The preacher said "Sure." 
The man said  "Where was Jesus born?" 
The preacher said "Palestine." 

The man  mumbled to himself "I knew it was in East Texas some where." 

_Ragu/Online 2004_ 
There's a story about an old East Texas  oil field hand that thought he would 
take up religion.  He first went to a  Catholic priest and said,"I believe I 
want to join up." 

Priest says,"OK,  but you got to answer some questions." He ran down a list 
of a few things: How  many commandments?  How many disciples?  When is 
Christmas?   Stuff like that.

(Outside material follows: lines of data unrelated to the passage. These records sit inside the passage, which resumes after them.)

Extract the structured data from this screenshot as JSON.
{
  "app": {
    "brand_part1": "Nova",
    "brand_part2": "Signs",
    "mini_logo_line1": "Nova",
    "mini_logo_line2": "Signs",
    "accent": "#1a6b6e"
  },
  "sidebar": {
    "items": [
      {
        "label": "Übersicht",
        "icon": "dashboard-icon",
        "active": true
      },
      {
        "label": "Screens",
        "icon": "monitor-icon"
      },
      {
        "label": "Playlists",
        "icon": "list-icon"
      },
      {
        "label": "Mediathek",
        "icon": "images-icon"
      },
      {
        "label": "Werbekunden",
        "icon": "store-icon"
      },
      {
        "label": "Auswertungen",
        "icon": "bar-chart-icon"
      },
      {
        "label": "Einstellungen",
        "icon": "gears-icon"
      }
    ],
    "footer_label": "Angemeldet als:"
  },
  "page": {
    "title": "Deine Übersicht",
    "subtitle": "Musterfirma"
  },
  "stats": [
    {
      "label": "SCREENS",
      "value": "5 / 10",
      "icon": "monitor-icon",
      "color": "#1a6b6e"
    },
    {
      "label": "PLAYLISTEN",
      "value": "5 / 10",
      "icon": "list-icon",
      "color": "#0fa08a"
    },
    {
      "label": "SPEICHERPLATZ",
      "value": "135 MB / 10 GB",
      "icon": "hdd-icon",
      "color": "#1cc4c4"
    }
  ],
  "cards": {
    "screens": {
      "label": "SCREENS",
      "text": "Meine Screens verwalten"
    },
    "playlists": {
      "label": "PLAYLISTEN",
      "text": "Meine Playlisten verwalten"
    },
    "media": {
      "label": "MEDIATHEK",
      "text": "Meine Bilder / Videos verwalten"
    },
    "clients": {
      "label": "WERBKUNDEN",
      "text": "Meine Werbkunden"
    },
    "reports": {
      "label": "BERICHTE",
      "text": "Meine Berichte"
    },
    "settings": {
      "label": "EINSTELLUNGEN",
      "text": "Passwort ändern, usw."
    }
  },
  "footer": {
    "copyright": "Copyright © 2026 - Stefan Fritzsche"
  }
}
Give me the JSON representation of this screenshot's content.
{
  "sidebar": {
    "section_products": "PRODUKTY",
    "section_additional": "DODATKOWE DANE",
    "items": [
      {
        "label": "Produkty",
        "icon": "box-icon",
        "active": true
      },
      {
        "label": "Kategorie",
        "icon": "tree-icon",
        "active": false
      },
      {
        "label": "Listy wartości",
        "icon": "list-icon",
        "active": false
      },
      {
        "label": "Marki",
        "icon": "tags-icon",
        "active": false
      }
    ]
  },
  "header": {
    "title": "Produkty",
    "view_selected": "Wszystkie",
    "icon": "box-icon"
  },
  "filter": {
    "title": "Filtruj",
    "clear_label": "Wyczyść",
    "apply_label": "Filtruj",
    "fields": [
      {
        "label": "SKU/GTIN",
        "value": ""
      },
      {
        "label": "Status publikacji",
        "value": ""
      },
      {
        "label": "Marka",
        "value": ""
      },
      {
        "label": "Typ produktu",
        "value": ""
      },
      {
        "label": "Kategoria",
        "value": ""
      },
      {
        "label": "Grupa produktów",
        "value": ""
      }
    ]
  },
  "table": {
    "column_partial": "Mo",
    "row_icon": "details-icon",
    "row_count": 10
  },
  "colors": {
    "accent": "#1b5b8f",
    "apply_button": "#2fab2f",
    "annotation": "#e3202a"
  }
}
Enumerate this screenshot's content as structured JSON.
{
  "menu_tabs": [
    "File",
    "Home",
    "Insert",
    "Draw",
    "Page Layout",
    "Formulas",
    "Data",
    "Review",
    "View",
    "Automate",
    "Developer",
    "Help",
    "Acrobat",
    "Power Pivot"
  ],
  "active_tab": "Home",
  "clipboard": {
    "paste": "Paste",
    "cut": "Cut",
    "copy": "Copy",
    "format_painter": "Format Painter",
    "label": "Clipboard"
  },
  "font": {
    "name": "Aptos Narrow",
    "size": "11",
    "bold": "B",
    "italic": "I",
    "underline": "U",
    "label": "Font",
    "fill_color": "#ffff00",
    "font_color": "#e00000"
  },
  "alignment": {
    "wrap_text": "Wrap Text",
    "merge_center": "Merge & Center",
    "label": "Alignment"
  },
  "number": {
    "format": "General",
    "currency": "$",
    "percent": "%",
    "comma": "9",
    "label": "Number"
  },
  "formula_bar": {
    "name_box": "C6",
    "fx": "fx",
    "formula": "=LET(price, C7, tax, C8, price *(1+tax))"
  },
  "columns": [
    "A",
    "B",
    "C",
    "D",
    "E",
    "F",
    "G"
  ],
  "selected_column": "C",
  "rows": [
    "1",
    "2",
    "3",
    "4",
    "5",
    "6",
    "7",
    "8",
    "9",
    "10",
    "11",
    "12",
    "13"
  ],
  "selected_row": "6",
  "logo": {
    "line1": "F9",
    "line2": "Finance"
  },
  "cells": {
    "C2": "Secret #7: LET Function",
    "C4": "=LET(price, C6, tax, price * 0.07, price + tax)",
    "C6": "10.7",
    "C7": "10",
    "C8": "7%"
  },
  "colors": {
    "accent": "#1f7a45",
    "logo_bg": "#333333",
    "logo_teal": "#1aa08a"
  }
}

And the old driller was doing pretty good until the 
priest  asked the last question. 

"Where was Jesus born?" 

The old cowboy  thought for a minute and said,"Tyler?" 

"Nope.  You flunk," said the  priest.  "Come back when you've studied more." 

Undaunted, the oil  field roughneck called on a Baptist minister.  He thought 
because there  were so many of them around he wouldn't have any trouble 
qualifying.  Same  story.  The minister said he could join if he passed on the 
question  test.  Once again, he was doing OK until asked, "Where was Jesus born?"  

He was more careful this time and thought even longer.  

"Nacogdoches?" he queried. 

"Nope," said the minister, "try us  again when you've studied more." 

He was getting pretty depressed about  this church business.  Seemed to him, 
after all the fuss in the world about  drinking and whoring and gallivanting 
around, these preacher people oughta be a  bit more obliging.  If a man wanted 
to mend his ways, that is.  

Finally he decided to give it one more chance.  He went to the  Methodist 
preacher after hearing they would take just about anybody.  After  all, didn't 
his dear departed mother once say that Methodists were just Baptists  that knew 
how to read?  

Sure enough, he was welcomed with open arms  but to his chagrin the Methodist 
minister said he had to answer a few simple  questions. 

The driller, not wanting to flunk again, pulled himself up  tall and straight 
and said, "That's OK with me but you've got to answer one  first.  If you 
don't mind, that is?" 

The Methodist said, "Sure."  

"Where was Jesus born?" 

"Palestine," said the preacher.  

"Damn!" the old driller reflected, "I knew it was in East Texas  somewhere." 

_Lone Star Times_ 
May 9th, 2006 at 6:10  pm 

There was a contest and a fellow from East Texas was 
the  contestant. Three tries 
Where was Jesus born? 
Hardin? No 
Woodville?  No 
Palistine? Yes 
I knew it was somewhere in East Texas. 

_Beyond Confusion Lies Obfuscation_ 
Monday, February 12,  2007 
For some reason, this reminds me of the joke about the Texas  boy who went to 
Sunday school. His teacher asked him where Jesus was born. First  he answered 
"Athens". No, she said, try again. Next he answered "Carthage".  Wrong again. 
Finally he said "Palestine". That's right the teacher said. She was  so 
proud. "That's right, I knew it was somewhere in East Texas". 

************************************** See what's new at

The American Dialect Society -

More information about the Ads-l mailing list